By Austin Clayton
As part of events dedicated to the 100-year anniversary of the border protection of Azerbaijan, the State Border Service has established the Museum of Victims of Political Repression in Baku. The museum, dedicated to the memory of the victims of Soviet repression, is located inside the State Border Service’s administrative building, which once served as KGB headquarters, the same place where many of these victims were interrogated, tortured, or killed.
Azerbaijan became the first Soviet republic in the Caucasus in 1920, and for many years, the country was ruled from Moscow by non-Azerbaijanis. From the foundation of the republic, political repressions became common as a result of loss of independence and dissatisfaction with the rule of the center.
The Soviet repression policy intensified in the 1930s, and tens of thousands of Azerbaijanis were deported or killed during the period of 1930-1938, at a time when the population of Azerbaijan barely exceeded 3 million.
Azerbaijanis from all parts of society were targeted by these repressions, however a large number of victims belonged to the Azerbaijani army and the intelligentsia – poets, writers, scientists, and academics. This was, of course, hugely destructive of Azerbaijani culture and heritage.
During this period, it was common for people to be labeled as ‘enemies of the nation’ for no particular reason, and no one was exempt from arbitrary punishment.
Deputy Chief of the State Border Service of Azerbaijan, Farhad Taghizada, recounted a childhood memory. He described his surprise while finding his grandparents’ photo album with their graduation photos. In some of the photos, the faces were neatly cut. These faceless figures were group mates that had been subjected to repression, and erasing their faces meant erasing relations with the victims in an attempt to avoid persecution themselves.
Family members, friends, acquaintances, and colleagues of the victims were the first to be persecuted first. The wives of the ‘enemies of the nation’ were exiled with 8 years of imprisonment. Special labor camp - ALZhIR, Akmol Labour Camp for Wives of Traitors of the Motherland, was established in the steppes of Kazakhstan for their sentence.
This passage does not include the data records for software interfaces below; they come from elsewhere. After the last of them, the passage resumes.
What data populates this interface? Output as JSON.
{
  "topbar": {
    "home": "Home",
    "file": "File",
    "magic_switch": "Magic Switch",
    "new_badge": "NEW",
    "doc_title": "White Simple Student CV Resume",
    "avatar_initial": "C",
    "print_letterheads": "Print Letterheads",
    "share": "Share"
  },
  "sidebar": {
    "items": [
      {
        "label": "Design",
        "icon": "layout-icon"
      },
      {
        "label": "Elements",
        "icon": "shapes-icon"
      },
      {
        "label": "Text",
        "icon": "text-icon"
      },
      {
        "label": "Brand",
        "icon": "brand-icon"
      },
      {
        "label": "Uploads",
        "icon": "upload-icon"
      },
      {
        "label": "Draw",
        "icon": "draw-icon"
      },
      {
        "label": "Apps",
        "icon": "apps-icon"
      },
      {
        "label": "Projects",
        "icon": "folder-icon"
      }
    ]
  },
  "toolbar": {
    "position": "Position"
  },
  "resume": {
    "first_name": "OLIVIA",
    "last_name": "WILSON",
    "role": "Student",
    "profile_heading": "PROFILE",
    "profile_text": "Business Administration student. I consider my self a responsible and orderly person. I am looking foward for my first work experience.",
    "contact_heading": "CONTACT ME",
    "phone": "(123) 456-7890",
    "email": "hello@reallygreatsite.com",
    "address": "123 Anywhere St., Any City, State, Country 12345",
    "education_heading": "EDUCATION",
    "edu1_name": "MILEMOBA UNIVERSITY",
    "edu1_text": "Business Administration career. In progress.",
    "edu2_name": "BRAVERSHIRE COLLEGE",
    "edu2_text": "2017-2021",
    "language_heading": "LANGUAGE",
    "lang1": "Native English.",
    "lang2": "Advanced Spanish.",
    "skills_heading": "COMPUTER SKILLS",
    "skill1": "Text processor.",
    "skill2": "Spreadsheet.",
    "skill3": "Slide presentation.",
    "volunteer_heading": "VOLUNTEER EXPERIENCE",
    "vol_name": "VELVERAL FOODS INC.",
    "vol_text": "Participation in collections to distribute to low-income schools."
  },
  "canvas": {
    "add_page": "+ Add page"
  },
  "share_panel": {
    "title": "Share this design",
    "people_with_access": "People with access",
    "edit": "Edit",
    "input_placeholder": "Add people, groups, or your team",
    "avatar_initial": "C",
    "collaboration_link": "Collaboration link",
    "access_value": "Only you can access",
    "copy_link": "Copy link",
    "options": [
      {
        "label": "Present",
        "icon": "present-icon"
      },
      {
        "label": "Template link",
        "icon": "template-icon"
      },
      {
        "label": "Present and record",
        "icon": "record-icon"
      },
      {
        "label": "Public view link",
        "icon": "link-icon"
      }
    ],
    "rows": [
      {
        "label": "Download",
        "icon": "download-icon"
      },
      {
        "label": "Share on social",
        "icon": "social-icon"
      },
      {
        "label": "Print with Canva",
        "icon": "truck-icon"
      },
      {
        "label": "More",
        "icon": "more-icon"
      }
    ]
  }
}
The initiative for creating a museum was originally put forward by Colonel General Elchin Guliyev, and it was supported by President Ilham Aliyev. In the museum, former cells have been restored to provide an authentic recreation of where many of these atrocities took place. A research group was established to collect information on these victims at the museums and archives.
Inside the museum, there are exhibits dedicated to different categories of victims. For example, one of the spaces is dedicated to victims that were studying in Europe with scholarships from the Azerbaijan Democratic Republic. These students, considered intellectual elite, were targeted, and their deaths had a severe impact on the future of Azerbaijan.
Another section is dedicated to the Azerbaijanis deported from their homes in what is now Armenia. On the order of Moscow, between 1948 and 1950, hundreds of thousands of Azerbaijanis had to leave the native lands where they lived for centuries, and were moved to unfavorable places for living, with many dying along the way, others in a new settlements. This represented ethnic cleansing and another form of repression within the region. This section of the museum offers documentation and testimonies describing this forced resettlement.
Although this is not the first museum dedicated to the topic of state-backed repression, it presents information in a very different manner from other exhibits. All presented information is fact-based, and does not pursue any political conjuncture.
Although the museum is not fully operational, the efforts have already proven to be a success. In addition to the creation of a platform of learning for future generations, the museum and its resources have already helped some find closure and answers to unresolved questions.
Lieutenant General Taghizada described one case where the children, now in their 80s, of two women from ALZhIR were able to uncover details about their mothers. While they were previously scared to discuss the Soviet repressions, coming forward and using the resources of the museum allowed them to recover the memories of their mothers.
Currently, the State Border Service is in the process of recruiting museum staff so working hours are not regular, however, requests to visit can be easily arranged.
Open to the public, the primary intention of the museum is raising awareness, especially for the youth of the country. The museum is working with tour companies to arrange visits for international visitors as well.
To this day, the topic of Soviet repression in Azerbaijan is a sensitive matter. Management of State Border Service hopes that this museum will bring light to this topic, and that the current and future generations can achieve a better understanding of the tragedy that Azerbaijan faced during 20-50s of the last century.